* [Problem to work on] All lines in the data below carrying the string "JSON" are to be located and copied.

=== Section Start ===

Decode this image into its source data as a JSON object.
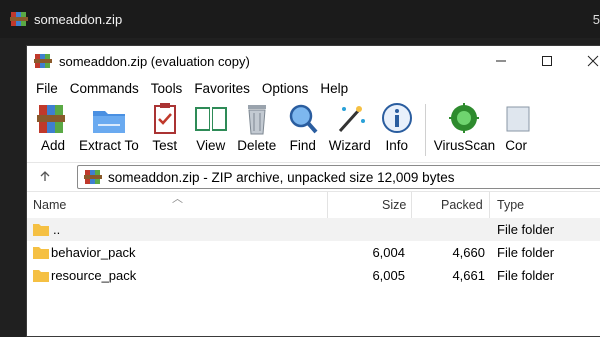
{
  "outer": {
    "tab_title": "someaddon.zip",
    "right_fragment": "5"
  },
  "window": {
    "title": "someaddon.zip (evaluation copy)",
    "controls": [
      "minimize",
      "maximize",
      "close"
    ]
  },
  "menu": [
    "File",
    "Commands",
    "Tools",
    "Favorites",
    "Options",
    "Help"
  ],
  "toolbar": [
    {
      "label": "Add",
      "icon": "add-books-icon"
    },
    {
      "label": "Extract To",
      "icon": "extract-folder-icon"
    },
    {
      "label": "Test",
      "icon": "test-clipboard-icon"
    },
    {
      "label": "View",
      "icon": "view-book-icon"
    },
    {
      "label": "Delete",
      "icon": "trash-icon"
    },
    {
      "label": "Find",
      "icon": "magnifier-icon"
    },
    {
      "label": "Wizard",
      "icon": "wand-icon"
    },
    {
      "label": "Info",
      "icon": "info-icon"
    },
    {
      "label": "VirusScan",
      "icon": "virus-icon"
    },
    {
      "label": "Cor",
      "icon": "comment-icon"
    }
  ],
  "address": {
    "text": "someaddon.zip - ZIP archive, unpacked size 12,009 bytes"
  },
  "columns": {
    "name": "Name",
    "size": "Size",
    "packed": "Packed",
    "type": "Type"
  },
  "rows": [
    {
      "name": "..",
      "size": "",
      "packed": "",
      "type": "File folder"
    },
    {
      "name": "behavior_pack",
      "size": "6,004",
      "packed": "4,660",
      "type": "File folder"
    },
    {
      "name": "resource_pack",
      "size": "6,005",
      "packed": "4,661",
      "type": "File folder"
    }
  ],
  "colors": {
    "folder": "#f5c043",
    "accent_blue": "#1f6fd6"
  }
}
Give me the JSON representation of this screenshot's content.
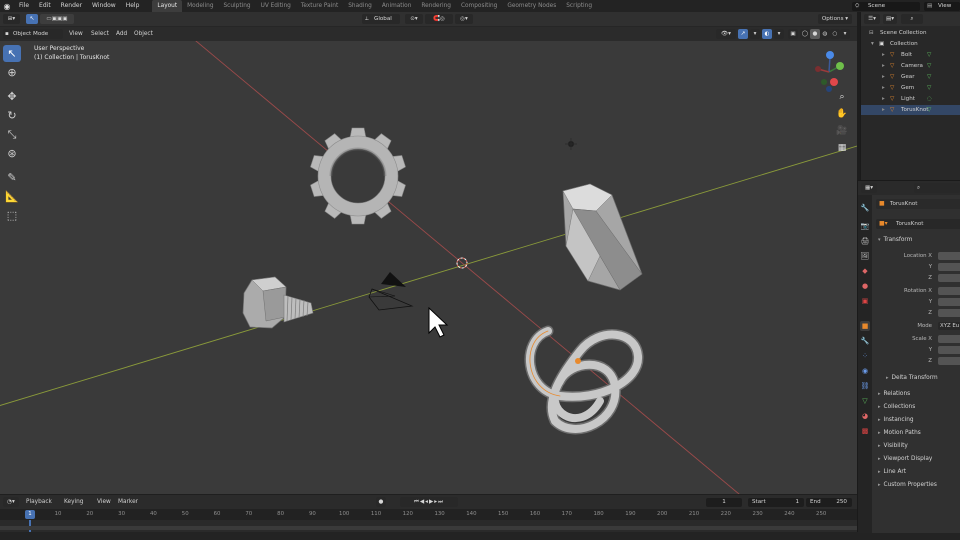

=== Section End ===

* [Answer space]
Decode this image into its source data as a JSON object.
Give me the JSON representation of this screenshot's content.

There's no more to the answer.